Work request
Without any change, set down every record below.

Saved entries
++++++++

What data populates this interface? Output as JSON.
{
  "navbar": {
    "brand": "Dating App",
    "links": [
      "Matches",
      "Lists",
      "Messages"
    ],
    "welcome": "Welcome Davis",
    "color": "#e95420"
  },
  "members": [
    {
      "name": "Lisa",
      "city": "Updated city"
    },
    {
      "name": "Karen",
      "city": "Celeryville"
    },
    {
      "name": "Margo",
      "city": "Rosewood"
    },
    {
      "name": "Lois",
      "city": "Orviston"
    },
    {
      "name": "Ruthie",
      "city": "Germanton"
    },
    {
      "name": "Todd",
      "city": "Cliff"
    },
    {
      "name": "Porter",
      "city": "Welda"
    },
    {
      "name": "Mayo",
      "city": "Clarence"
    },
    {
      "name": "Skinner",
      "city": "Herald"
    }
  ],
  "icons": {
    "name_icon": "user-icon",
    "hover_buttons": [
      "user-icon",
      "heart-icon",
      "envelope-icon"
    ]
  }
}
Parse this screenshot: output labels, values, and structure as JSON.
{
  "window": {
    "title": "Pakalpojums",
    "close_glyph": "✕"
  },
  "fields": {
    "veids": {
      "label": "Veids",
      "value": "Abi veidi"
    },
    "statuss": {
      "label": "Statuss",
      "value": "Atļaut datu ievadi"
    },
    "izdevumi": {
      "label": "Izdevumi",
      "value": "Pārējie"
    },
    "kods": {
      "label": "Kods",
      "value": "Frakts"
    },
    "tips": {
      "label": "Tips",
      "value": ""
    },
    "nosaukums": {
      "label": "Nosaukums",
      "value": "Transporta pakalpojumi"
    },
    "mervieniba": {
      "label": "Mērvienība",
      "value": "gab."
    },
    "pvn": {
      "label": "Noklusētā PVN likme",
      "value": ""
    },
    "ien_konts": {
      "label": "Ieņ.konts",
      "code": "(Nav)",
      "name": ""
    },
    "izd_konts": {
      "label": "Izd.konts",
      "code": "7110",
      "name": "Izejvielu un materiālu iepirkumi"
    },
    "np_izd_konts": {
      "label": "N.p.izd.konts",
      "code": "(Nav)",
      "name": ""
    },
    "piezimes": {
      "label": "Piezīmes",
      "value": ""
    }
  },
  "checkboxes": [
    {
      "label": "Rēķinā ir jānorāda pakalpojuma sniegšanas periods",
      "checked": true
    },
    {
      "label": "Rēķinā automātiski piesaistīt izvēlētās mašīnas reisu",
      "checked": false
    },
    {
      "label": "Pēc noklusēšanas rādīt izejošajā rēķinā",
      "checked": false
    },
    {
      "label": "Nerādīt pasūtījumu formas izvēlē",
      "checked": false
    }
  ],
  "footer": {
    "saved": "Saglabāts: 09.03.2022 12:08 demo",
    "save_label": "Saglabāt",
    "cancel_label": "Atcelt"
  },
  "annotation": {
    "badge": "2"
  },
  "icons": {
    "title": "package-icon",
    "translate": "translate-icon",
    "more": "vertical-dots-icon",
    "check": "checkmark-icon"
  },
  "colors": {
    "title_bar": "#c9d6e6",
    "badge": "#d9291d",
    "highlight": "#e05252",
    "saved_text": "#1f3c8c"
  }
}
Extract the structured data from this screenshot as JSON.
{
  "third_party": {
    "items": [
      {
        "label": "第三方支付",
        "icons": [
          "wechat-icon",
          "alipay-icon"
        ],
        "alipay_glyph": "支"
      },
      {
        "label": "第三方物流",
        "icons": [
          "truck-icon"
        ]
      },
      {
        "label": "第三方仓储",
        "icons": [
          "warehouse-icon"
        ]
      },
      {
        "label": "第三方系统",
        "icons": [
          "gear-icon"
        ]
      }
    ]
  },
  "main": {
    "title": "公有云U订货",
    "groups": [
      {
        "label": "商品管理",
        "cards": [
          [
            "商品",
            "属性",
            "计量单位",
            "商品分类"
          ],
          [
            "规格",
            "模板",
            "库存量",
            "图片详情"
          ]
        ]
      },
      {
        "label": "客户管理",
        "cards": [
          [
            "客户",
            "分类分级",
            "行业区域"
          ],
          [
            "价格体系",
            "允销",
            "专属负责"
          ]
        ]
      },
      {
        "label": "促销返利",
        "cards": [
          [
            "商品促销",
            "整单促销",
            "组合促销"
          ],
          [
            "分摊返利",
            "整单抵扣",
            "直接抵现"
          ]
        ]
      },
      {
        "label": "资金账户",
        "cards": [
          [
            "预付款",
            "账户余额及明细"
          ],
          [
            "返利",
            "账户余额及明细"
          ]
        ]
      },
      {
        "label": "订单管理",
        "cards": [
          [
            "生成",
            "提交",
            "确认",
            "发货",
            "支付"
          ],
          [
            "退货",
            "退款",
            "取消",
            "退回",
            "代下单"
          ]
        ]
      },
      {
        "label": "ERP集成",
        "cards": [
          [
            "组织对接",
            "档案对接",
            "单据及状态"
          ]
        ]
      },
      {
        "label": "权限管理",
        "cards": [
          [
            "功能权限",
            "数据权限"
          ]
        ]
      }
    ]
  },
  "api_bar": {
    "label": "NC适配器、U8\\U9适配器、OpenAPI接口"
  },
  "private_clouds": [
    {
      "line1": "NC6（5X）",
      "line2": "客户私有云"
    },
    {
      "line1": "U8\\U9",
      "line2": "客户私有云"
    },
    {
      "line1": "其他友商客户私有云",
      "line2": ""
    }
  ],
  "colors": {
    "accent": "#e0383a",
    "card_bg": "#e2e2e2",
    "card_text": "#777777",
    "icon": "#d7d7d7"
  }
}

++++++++

Answer space
What data populates this interface? Output as JSON.
{
  "navbar": {
    "brand": "Dating App",
    "links": [
      "Matches",
      "Lists",
      "Messages"
    ],
    "welcome": "Welcome Davis",
    "color": "#e95420"
  },
  "members": [
    {
      "name": "Lisa",
      "city": "Updated city"
    },
    {
      "name": "Karen",
      "city": "Celeryville"
    },
    {
      "name": "Margo",
      "city": "Rosewood"
    },
    {
      "name": "Lois",
      "city": "Orviston"
    },
    {
      "name": "Ruthie",
      "city": "Germanton"
    },
    {
      "name": "Todd",
      "city": "Cliff"
    },
    {
      "name": "Porter",
      "city": "Welda"
    },
    {
      "name": "Mayo",
      "city": "Clarence"
    },
    {
      "name": "Skinner",
      "city": "Herald"
    }
  ],
  "icons": {
    "name_icon": "user-icon",
    "hover_buttons": [
      "user-icon",
      "heart-icon",
      "envelope-icon"
    ]
  }
}
Parse this screenshot: output labels, values, and structure as JSON.
{
  "window": {
    "title": "Pakalpojums",
    "close_glyph": "✕"
  },
  "fields": {
    "veids": {
      "label": "Veids",
      "value": "Abi veidi"
    },
    "statuss": {
      "label": "Statuss",
      "value": "Atļaut datu ievadi"
    },
    "izdevumi": {
      "label": "Izdevumi",
      "value": "Pārējie"
    },
    "kods": {
      "label": "Kods",
      "value": "Frakts"
    },
    "tips": {
      "label": "Tips",
      "value": ""
    },
    "nosaukums": {
      "label": "Nosaukums",
      "value": "Transporta pakalpojumi"
    },
    "mervieniba": {
      "label": "Mērvienība",
      "value": "gab."
    },
    "pvn": {
      "label": "Noklusētā PVN likme",
      "value": ""
    },
    "ien_konts": {
      "label": "Ieņ.konts",
      "code": "(Nav)",
      "name": ""
    },
    "izd_konts": {
      "label": "Izd.konts",
      "code": "7110",
      "name": "Izejvielu un materiālu iepirkumi"
    },
    "np_izd_konts": {
      "label": "N.p.izd.konts",
      "code": "(Nav)",
      "name": ""
    },
    "piezimes": {
      "label": "Piezīmes",
      "value": ""
    }
  },
  "checkboxes": [
    {
      "label": "Rēķinā ir jānorāda pakalpojuma sniegšanas periods",
      "checked": true
    },
    {
      "label": "Rēķinā automātiski piesaistīt izvēlētās mašīnas reisu",
      "checked": false
    },
    {
      "label": "Pēc noklusēšanas rādīt izejošajā rēķinā",
      "checked": false
    },
    {
      "label": "Nerādīt pasūtījumu formas izvēlē",
      "checked": false
    }
  ],
  "footer": {
    "saved": "Saglabāts: 09.03.2022 12:08 demo",
    "save_label": "Saglabāt",
    "cancel_label": "Atcelt"
  },
  "annotation": {
    "badge": "2"
  },
  "icons": {
    "title": "package-icon",
    "translate": "translate-icon",
    "more": "vertical-dots-icon",
    "check": "checkmark-icon"
  },
  "colors": {
    "title_bar": "#c9d6e6",
    "badge": "#d9291d",
    "highlight": "#e05252",
    "saved_text": "#1f3c8c"
  }
}
Extract the structured data from this screenshot as JSON.
{
  "third_party": {
    "items": [
      {
        "label": "第三方支付",
        "icons": [
          "wechat-icon",
          "alipay-icon"
        ],
        "alipay_glyph": "支"
      },
      {
        "label": "第三方物流",
        "icons": [
          "truck-icon"
        ]
      },
      {
        "label": "第三方仓储",
        "icons": [
          "warehouse-icon"
        ]
      },
      {
        "label": "第三方系统",
        "icons": [
          "gear-icon"
        ]
      }
    ]
  },
  "main": {
    "title": "公有云U订货",
    "groups": [
      {
        "label": "商品管理",
        "cards": [
          [
            "商品",
            "属性",
            "计量单位",
            "商品分类"
          ],
          [
            "规格",
            "模板",
            "库存量",
            "图片详情"
          ]
        ]
      },
      {
        "label": "客户管理",
        "cards": [
          [
            "客户",
            "分类分级",
            "行业区域"
          ],
          [
            "价格体系",
            "允销",
            "专属负责"
          ]
        ]
      },
      {
        "label": "促销返利",
        "cards": [
          [
            "商品促销",
            "整单促销",
            "组合促销"
          ],
          [
            "分摊返利",
            "整单抵扣",
            "直接抵现"
          ]
        ]
      },
      {
        "label": "资金账户",
        "cards": [
          [
            "预付款",
            "账户余额及明细"
          ],
          [
            "返利",
            "账户余额及明细"
          ]
        ]
      },
      {
        "label": "订单管理",
        "cards": [
          [
            "生成",
            "提交",
            "确认",
            "发货",
            "支付"
          ],
          [
            "退货",
            "退款",
            "取消",
            "退回",
            "代下单"
          ]
        ]
      },
      {
        "label": "ERP集成",
        "cards": [
          [
            "组织对接",
            "档案对接",
            "单据及状态"
          ]
        ]
      },
      {
        "label": "权限管理",
        "cards": [
          [
            "功能权限",
            "数据权限"
          ]
        ]
      }
    ]
  },
  "api_bar": {
    "label": "NC适配器、U8\\U9适配器、OpenAPI接口"
  },
  "private_clouds": [
    {
      "line1": "NC6（5X）",
      "line2": "客户私有云"
    },
    {
      "line1": "U8\\U9",
      "line2": "客户私有云"
    },
    {
      "line1": "其他友商客户私有云",
      "line2": ""
    }
  ],
  "colors": {
    "accent": "#e0383a",
    "card_bg": "#e2e2e2",
    "card_text": "#777777",
    "icon": "#d7d7d7"
  }
}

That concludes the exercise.